ACTIVITY: Are you able to retype all the records below exactly?

SUPPLIED RECORDS:
•••

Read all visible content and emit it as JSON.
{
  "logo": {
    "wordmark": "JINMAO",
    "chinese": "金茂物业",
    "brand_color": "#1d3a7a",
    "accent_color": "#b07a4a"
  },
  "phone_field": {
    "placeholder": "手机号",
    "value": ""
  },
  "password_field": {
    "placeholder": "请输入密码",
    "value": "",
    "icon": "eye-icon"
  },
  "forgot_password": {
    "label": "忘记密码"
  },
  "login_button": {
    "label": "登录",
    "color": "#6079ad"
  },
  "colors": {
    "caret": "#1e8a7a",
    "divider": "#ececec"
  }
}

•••

REPLY TO THE TASK:
Read all visible content and emit it as JSON.
{
  "logo": {
    "wordmark": "JINMAO",
    "chinese": "金茂物业",
    "brand_color": "#1d3a7a",
    "accent_color": "#b07a4a"
  },
  "phone_field": {
    "placeholder": "手机号",
    "value": ""
  },
  "password_field": {
    "placeholder": "请输入密码",
    "value": "",
    "icon": "eye-icon"
  },
  "forgot_password": {
    "label": "忘记密码"
  },
  "login_button": {
    "label": "登录",
    "color": "#6079ad"
  },
  "colors": {
    "caret": "#1e8a7a",
    "divider": "#ececec"
  }
}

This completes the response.